Find the word "phone" in the listing, and copy out each line where it turns up.

-*-

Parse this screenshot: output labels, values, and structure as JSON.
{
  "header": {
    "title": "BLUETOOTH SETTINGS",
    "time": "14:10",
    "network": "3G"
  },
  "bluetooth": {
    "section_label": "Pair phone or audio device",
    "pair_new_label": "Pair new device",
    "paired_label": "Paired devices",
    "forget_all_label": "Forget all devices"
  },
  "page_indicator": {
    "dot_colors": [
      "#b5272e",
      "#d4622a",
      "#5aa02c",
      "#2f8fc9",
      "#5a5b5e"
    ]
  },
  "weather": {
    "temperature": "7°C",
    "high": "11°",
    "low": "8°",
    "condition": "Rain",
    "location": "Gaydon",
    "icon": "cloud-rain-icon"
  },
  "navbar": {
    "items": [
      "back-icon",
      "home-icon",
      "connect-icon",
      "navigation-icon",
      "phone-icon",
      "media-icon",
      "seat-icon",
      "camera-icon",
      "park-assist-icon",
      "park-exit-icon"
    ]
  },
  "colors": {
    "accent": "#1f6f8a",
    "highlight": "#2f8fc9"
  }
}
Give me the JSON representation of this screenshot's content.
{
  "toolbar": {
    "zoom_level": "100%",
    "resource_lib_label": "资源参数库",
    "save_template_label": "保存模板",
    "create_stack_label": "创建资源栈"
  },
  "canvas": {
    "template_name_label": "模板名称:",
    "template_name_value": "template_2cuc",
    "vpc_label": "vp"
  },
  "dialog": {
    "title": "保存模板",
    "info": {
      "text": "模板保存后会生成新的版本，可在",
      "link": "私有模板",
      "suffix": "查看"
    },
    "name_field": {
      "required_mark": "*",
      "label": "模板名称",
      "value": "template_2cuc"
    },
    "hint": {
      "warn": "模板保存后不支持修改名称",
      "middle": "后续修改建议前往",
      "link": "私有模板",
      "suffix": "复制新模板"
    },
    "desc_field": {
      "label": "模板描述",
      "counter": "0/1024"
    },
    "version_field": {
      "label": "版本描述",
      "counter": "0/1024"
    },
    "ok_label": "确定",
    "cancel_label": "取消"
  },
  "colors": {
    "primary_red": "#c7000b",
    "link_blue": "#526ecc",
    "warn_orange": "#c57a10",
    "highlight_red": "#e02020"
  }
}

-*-

Output of the task:
    "section_label": "Pair phone or audio device",
      "phone-icon",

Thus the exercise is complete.